What the exercise asks - I'd like every record written out again, exactly as it is.
::: Dataset records
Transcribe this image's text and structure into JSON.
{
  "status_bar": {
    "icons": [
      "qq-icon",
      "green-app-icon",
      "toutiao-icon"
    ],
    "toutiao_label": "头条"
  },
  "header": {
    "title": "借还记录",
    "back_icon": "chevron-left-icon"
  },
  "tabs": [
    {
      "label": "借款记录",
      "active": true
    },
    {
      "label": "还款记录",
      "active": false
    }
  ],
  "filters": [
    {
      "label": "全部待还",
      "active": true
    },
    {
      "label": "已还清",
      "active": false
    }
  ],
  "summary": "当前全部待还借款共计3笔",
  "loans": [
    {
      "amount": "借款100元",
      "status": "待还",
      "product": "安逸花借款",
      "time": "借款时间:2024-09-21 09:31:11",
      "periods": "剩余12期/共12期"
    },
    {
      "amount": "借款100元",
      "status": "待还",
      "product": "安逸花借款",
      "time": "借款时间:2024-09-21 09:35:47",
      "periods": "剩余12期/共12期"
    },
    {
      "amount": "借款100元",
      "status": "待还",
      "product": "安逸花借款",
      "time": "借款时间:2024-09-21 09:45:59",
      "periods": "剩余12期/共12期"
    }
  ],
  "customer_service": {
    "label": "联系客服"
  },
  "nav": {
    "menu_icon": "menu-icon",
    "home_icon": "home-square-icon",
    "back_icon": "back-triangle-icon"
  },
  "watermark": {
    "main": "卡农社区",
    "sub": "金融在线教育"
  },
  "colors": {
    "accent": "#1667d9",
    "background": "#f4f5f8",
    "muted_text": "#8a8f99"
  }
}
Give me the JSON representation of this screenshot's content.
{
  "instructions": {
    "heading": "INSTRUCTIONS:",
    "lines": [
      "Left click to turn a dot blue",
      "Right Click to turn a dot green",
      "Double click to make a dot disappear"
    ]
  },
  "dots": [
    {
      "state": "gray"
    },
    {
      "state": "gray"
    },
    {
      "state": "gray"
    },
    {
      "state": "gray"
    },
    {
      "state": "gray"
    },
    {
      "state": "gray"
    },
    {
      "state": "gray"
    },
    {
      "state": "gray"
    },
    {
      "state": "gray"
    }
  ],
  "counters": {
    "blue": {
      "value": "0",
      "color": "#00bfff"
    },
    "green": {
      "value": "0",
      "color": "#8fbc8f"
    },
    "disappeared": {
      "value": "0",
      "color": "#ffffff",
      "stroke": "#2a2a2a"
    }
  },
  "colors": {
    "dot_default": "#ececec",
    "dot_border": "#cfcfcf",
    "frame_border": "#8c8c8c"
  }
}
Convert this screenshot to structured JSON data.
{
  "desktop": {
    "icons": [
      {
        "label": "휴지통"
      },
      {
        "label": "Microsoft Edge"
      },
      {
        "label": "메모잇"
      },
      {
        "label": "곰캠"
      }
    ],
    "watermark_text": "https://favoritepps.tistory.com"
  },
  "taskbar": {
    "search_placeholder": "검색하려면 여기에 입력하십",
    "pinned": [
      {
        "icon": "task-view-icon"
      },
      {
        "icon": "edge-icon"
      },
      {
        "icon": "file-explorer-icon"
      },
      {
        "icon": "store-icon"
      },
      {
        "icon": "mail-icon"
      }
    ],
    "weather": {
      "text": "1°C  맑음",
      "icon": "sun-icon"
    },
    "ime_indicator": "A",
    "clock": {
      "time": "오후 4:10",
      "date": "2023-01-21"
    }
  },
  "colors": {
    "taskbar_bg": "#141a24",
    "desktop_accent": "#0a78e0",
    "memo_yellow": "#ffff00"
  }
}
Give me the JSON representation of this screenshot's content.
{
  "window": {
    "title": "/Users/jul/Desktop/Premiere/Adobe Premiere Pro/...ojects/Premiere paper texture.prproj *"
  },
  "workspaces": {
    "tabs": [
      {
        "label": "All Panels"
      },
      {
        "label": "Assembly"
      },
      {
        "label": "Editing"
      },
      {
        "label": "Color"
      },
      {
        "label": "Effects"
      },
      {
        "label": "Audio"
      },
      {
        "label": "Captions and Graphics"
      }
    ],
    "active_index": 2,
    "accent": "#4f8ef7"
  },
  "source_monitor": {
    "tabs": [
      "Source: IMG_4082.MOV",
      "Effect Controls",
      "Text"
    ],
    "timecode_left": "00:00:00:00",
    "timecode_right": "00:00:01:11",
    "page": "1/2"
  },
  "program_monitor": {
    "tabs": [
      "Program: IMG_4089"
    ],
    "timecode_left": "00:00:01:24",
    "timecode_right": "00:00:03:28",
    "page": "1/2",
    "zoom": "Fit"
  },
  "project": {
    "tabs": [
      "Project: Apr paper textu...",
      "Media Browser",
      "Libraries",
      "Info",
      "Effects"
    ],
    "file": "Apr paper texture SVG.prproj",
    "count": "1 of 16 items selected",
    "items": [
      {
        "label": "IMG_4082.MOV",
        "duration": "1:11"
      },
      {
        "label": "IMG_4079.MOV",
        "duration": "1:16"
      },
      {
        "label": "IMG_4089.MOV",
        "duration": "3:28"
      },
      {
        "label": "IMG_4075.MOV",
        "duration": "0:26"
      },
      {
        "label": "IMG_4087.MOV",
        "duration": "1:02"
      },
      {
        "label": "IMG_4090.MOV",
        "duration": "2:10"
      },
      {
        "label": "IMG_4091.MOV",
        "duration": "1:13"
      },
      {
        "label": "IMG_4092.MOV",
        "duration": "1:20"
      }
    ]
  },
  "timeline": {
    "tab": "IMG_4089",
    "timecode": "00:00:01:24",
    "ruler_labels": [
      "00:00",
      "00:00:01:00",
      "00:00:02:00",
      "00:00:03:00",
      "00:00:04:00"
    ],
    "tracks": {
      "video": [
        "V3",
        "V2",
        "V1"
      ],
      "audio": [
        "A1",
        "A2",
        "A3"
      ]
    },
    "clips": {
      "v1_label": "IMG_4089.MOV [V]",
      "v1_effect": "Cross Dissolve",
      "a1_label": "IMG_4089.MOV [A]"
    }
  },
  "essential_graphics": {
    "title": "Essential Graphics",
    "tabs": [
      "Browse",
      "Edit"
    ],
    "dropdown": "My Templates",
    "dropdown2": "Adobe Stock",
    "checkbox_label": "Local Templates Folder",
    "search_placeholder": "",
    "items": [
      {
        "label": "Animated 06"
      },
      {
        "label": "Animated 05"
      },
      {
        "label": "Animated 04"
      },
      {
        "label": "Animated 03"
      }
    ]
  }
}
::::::
Response -
Transcribe this image's text and structure into JSON.
{
  "status_bar": {
    "icons": [
      "qq-icon",
      "green-app-icon",
      "toutiao-icon"
    ],
    "toutiao_label": "头条"
  },
  "header": {
    "title": "借还记录",
    "back_icon": "chevron-left-icon"
  },
  "tabs": [
    {
      "label": "借款记录",
      "active": true
    },
    {
      "label": "还款记录",
      "active": false
    }
  ],
  "filters": [
    {
      "label": "全部待还",
      "active": true
    },
    {
      "label": "已还清",
      "active": false
    }
  ],
  "summary": "当前全部待还借款共计3笔",
  "loans": [
    {
      "amount": "借款100元",
      "status": "待还",
      "product": "安逸花借款",
      "time": "借款时间:2024-09-21 09:31:11",
      "periods": "剩余12期/共12期"
    },
    {
      "amount": "借款100元",
      "status": "待还",
      "product": "安逸花借款",
      "time": "借款时间:2024-09-21 09:35:47",
      "periods": "剩余12期/共12期"
    },
    {
      "amount": "借款100元",
      "status": "待还",
      "product": "安逸花借款",
      "time": "借款时间:2024-09-21 09:45:59",
      "periods": "剩余12期/共12期"
    }
  ],
  "customer_service": {
    "label": "联系客服"
  },
  "nav": {
    "menu_icon": "menu-icon",
    "home_icon": "home-square-icon",
    "back_icon": "back-triangle-icon"
  },
  "watermark": {
    "main": "卡农社区",
    "sub": "金融在线教育"
  },
  "colors": {
    "accent": "#1667d9",
    "background": "#f4f5f8",
    "muted_text": "#8a8f99"
  }
}
Give me the JSON representation of this screenshot's content.
{
  "instructions": {
    "heading": "INSTRUCTIONS:",
    "lines": [
      "Left click to turn a dot blue",
      "Right Click to turn a dot green",
      "Double click to make a dot disappear"
    ]
  },
  "dots": [
    {
      "state": "gray"
    },
    {
      "state": "gray"
    },
    {
      "state": "gray"
    },
    {
      "state": "gray"
    },
    {
      "state": "gray"
    },
    {
      "state": "gray"
    },
    {
      "state": "gray"
    },
    {
      "state": "gray"
    },
    {
      "state": "gray"
    }
  ],
  "counters": {
    "blue": {
      "value": "0",
      "color": "#00bfff"
    },
    "green": {
      "value": "0",
      "color": "#8fbc8f"
    },
    "disappeared": {
      "value": "0",
      "color": "#ffffff",
      "stroke": "#2a2a2a"
    }
  },
  "colors": {
    "dot_default": "#ececec",
    "dot_border": "#cfcfcf",
    "frame_border": "#8c8c8c"
  }
}
Convert this screenshot to structured JSON data.
{
  "desktop": {
    "icons": [
      {
        "label": "휴지통"
      },
      {
        "label": "Microsoft Edge"
      },
      {
        "label": "메모잇"
      },
      {
        "label": "곰캠"
      }
    ],
    "watermark_text": "https://favoritepps.tistory.com"
  },
  "taskbar": {
    "search_placeholder": "검색하려면 여기에 입력하십",
    "pinned": [
      {
        "icon": "task-view-icon"
      },
      {
        "icon": "edge-icon"
      },
      {
        "icon": "file-explorer-icon"
      },
      {
        "icon": "store-icon"
      },
      {
        "icon": "mail-icon"
      }
    ],
    "weather": {
      "text": "1°C  맑음",
      "icon": "sun-icon"
    },
    "ime_indicator": "A",
    "clock": {
      "time": "오후 4:10",
      "date": "2023-01-21"
    }
  },
  "colors": {
    "taskbar_bg": "#141a24",
    "desktop_accent": "#0a78e0",
    "memo_yellow": "#ffff00"
  }
}
Give me the JSON representation of this screenshot's content.
{
  "window": {
    "title": "/Users/jul/Desktop/Premiere/Adobe Premiere Pro/...ojects/Premiere paper texture.prproj *"
  },
  "workspaces": {
    "tabs": [
      {
        "label": "All Panels"
      },
      {
        "label": "Assembly"
      },
      {
        "label": "Editing"
      },
      {
        "label": "Color"
      },
      {
        "label": "Effects"
      },
      {
        "label": "Audio"
      },
      {
        "label": "Captions and Graphics"
      }
    ],
    "active_index": 2,
    "accent": "#4f8ef7"
  },
  "source_monitor": {
    "tabs": [
      "Source: IMG_4082.MOV",
      "Effect Controls",
      "Text"
    ],
    "timecode_left": "00:00:00:00",
    "timecode_right": "00:00:01:11",
    "page": "1/2"
  },
  "program_monitor": {
    "tabs": [
      "Program: IMG_4089"
    ],
    "timecode_left": "00:00:01:24",
    "timecode_right": "00:00:03:28",
    "page": "1/2",
    "zoom": "Fit"
  },
  "project": {
    "tabs": [
      "Project: Apr paper textu...",
      "Media Browser",
      "Libraries",
      "Info",
      "Effects"
    ],
    "file": "Apr paper texture SVG.prproj",
    "count": "1 of 16 items selected",
    "items": [
      {
        "label": "IMG_4082.MOV",
        "duration": "1:11"
      },
      {
        "label": "IMG_4079.MOV",
        "duration": "1:16"
      },
      {
        "label": "IMG_4089.MOV",
        "duration": "3:28"
      },
      {
        "label": "IMG_4075.MOV",
        "duration": "0:26"
      },
      {
        "label": "IMG_4087.MOV",
        "duration": "1:02"
      },
      {
        "label": "IMG_4090.MOV",
        "duration": "2:10"
      },
      {
        "label": "IMG_4091.MOV",
        "duration": "1:13"
      },
      {
        "label": "IMG_4092.MOV",
        "duration": "1:20"
      }
    ]
  },
  "timeline": {
    "tab": "IMG_4089",
    "timecode": "00:00:01:24",
    "ruler_labels": [
      "00:00",
      "00:00:01:00",
      "00:00:02:00",
      "00:00:03:00",
      "00:00:04:00"
    ],
    "tracks": {
      "video": [
        "V3",
        "V2",
        "V1"
      ],
      "audio": [
        "A1",
        "A2",
        "A3"
      ]
    },
    "clips": {
      "v1_label": "IMG_4089.MOV [V]",
      "v1_effect": "Cross Dissolve",
      "a1_label": "IMG_4089.MOV [A]"
    }
  },
  "essential_graphics": {
    "title": "Essential Graphics",
    "tabs": [
      "Browse",
      "Edit"
    ],
    "dropdown": "My Templates",
    "dropdown2": "Adobe Stock",
    "checkbox_label": "Local Templates Folder",
    "search_placeholder": "",
    "items": [
      {
        "label": "Animated 06"
      },
      {
        "label": "Animated 05"
      },
      {
        "label": "Animated 04"
      },
      {
        "label": "Animated 03"
      }
    ]
  }
}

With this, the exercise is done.